(App and web page records)
═══

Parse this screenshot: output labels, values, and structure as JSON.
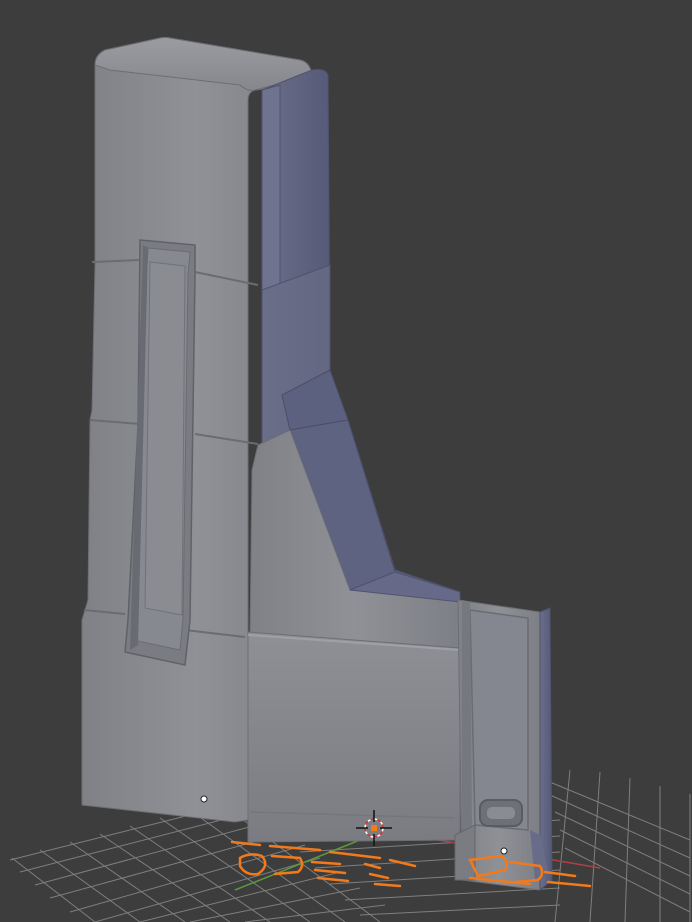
{
  "viewport": {
    "background_color": "#3d3d3d",
    "grid_color": "#8a8a8a",
    "axis_x_color": "#b04040",
    "axis_y_color": "#5a9a3a",
    "mesh_light_color": "#8d8f94",
    "mesh_shadow_color": "#5e6280",
    "selection_outline_color": "#f27a1b",
    "origin_point_color": "#ffffff",
    "cursor_icon": "3d-cursor-icon"
  }
}
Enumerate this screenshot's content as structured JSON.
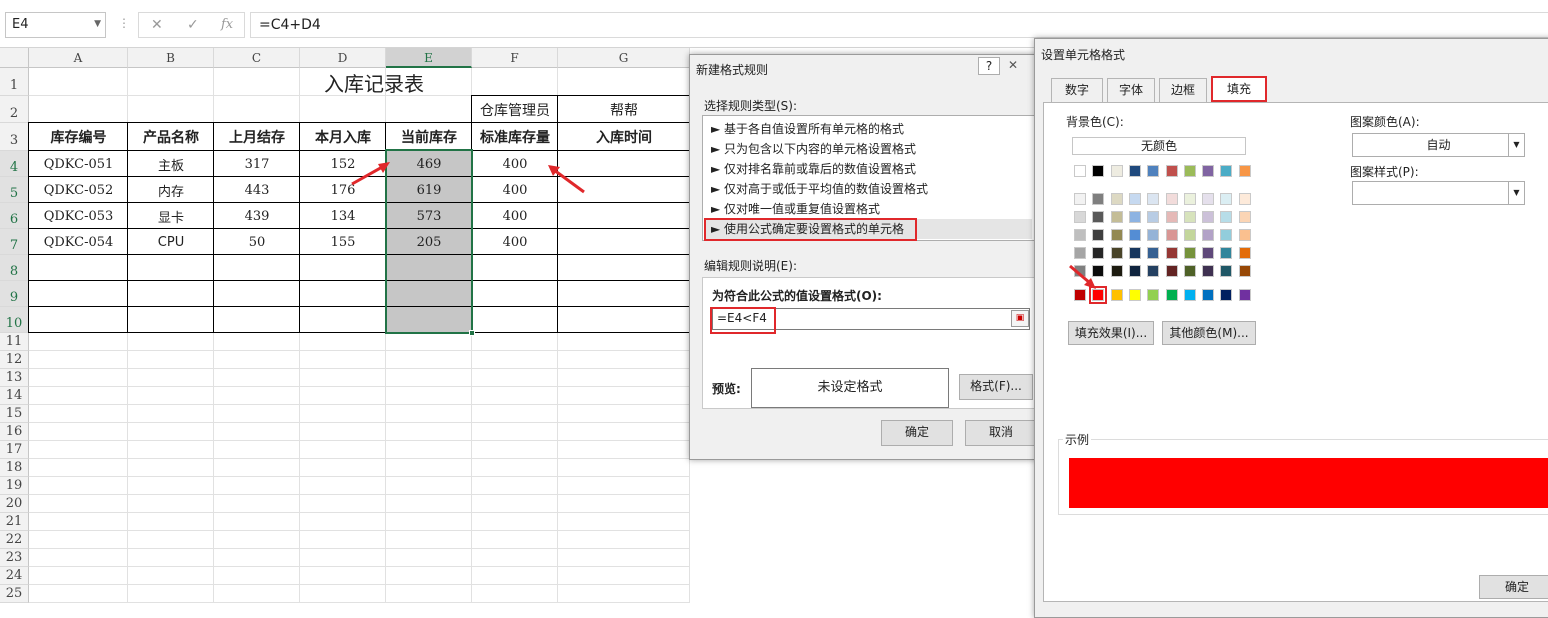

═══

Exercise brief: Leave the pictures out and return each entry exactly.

Your solution:
Parse this screenshot: output labels, values, and structure as JSON.
{
  "viewport": {
    "background_color": "#3d3d3d",
    "grid_color": "#8a8a8a",
    "axis_x_color": "#b04040",
    "axis_y_color": "#5a9a3a",
    "mesh_light_color": "#8d8f94",
    "mesh_shadow_color": "#5e6280",
    "selection_outline_color": "#f27a1b",
    "origin_point_color": "#ffffff",
    "cursor_icon": "3d-cursor-icon"
  }
}
Enumerate this screenshot's content as structured JSON.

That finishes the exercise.